What you will do
State the number of lines below in which the word "garbage" appears. Nothing else belongs in the answer.

Provided material

= Beginning of Section =

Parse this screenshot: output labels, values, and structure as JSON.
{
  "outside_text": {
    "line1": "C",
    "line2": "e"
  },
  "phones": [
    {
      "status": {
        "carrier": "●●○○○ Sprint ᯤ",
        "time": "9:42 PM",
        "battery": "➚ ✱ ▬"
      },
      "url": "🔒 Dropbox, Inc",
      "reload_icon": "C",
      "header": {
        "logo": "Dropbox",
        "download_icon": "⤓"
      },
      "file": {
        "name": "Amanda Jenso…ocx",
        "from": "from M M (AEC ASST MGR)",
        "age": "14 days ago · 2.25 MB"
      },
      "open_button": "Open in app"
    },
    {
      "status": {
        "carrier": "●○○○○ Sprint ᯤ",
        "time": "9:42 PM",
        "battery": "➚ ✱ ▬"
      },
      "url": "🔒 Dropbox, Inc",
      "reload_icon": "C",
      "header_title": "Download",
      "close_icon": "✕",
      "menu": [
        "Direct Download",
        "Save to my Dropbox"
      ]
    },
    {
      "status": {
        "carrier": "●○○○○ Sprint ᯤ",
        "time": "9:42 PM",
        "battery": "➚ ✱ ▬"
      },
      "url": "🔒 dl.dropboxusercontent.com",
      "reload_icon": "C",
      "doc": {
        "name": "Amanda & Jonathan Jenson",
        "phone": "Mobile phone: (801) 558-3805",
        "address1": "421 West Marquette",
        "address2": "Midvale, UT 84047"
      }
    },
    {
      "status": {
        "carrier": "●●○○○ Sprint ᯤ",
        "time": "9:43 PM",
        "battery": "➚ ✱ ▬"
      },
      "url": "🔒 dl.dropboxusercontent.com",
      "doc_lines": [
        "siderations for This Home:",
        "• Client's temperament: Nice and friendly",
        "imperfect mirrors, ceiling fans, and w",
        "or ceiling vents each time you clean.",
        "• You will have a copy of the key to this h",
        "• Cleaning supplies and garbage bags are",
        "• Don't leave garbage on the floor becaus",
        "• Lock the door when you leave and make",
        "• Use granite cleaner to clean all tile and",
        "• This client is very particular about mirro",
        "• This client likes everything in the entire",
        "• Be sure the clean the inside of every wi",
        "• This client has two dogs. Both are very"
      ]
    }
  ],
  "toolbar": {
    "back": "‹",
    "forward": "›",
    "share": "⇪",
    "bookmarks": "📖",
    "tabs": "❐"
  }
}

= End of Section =

Problem solution
2